Log in as the user and create a subdirectory for testing LAM. Download the lam-tests.tgz tar file from the Kronos download page (look in the src directory). After you have extracted the file, check the lam-test/pi/README for instructions on how to compile and run both C and Fortran MPI programs. Also note the the Fortran programs must be linked as "static" because not all the required libraries are in the VNFS.

For these tests, we're going to run the code outside of SGE, so we need to create the file, lamnodes with a list of nodes to be used for the run. On way to do this is to run the following command.

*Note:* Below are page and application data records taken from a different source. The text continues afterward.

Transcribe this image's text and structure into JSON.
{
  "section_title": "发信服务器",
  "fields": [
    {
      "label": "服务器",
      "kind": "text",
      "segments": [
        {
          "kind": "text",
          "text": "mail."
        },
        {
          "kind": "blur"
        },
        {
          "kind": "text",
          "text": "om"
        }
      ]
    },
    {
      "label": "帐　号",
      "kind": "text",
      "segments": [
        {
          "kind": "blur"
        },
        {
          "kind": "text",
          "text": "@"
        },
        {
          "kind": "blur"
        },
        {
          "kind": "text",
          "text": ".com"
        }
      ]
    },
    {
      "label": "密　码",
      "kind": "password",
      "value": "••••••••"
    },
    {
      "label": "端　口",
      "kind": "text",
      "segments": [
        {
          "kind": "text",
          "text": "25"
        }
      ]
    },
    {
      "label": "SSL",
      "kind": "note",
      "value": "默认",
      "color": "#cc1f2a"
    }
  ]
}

wwnode.list -r -q > lamnodes
However, this only gets you a list of the compute nodes. If you want to use the master node as part of the LAM network, edit the file to add kronos to the beginning of the file.

Integrating LAM into SGE

In order to keep our ramdisk small we used the excludes-aggressive file. The keyword here is "aggressive". We need to include a few libraries for LAM that were excluded in our ramdisk. Open up the /etc/warewulf/vnfs/excludes-aggressive file and add the following

+ usr/lib/*
+ usr/lib/*
+ usr/lib/*
+ usr/lib/*
After, this line

While we are at it, lets get rid of the unused kerberos files. Just add the line:

to the end of the vnfs/excludes-aggressive file. The one other thing we need to do is to add rsh to the nodes. For some reasons the VNFS did not include rsh, which is needed by LAM/MPI when it is run by SGE. (SGE may start LAM jobs on a subset of the worker nodes which does not include the master node. LAM needs rsh to start its daemons on remote nodes. When we ran LAM on the master node, which has rsh installed, it was able to start daemons on any node.) You can grab the rpm from the Fedora Cores site by using the following command.
# wget -c \
  fedora/linux/core/2/i386/os/Fedora/ \
  RPMS/rsh-0.17-21.i386.rpm .
Then, as before install it in the kronos VNFS.
  rpm -i --root /vnfs/kronos/ rsh-0.17-21.i386.rpm
Of course you need to rebuild the VNFS and reboot the nodes again. If you would like to use the master node as a SGE execution node, then you will need to install and configure rsh-server rpm.

Finally, the lam-tests.tgz (see above) has some SGE tests that can be used to test LAM and SGE integration. See the lam-test/sge/README file. Also, be sure to look at the SGE submission scripts for more information.

Beowulf Performance Suite

Now that we have the essential programs installed and running, we can give our cluster the once over. Download the Beowulf Performance Suite bps-1.3-1.i386.rpm from the Kronos download page. The bps package needs two other packages (gnuplot and expect). Simply use Yum to install these packages and then install the bps rpm.

# yum install gnuplot
# yum install expect
# rpm -i  bps-1.3-1.i386.rpm

The bps package is a collection of tests for a cluster. It ranges from memory bandwidth tests to the NAS parallel benchmark suite. You can get information on how to use the bps suite from A Tool for Cluster Performance Tuning and Optimization. The results for Kronos are here. We will have more next time on how to run these and other programs. And yes, we will be describing how to run HPL the Top500 benchmark.

Sidebar Resources
Kronos Downloads Page
Sun Grid Engine
Sun Grid Engine for Warewulf
Intel Gigabit Adapter Optimization

Douglas Eadline is the head Monkey at Clustermonkeys and was the editor of ClusterWorld Magazine. Jeffrey Layton is Doug's loyal sidekick and works for Linux Networx during the day and fights cluster crime at night.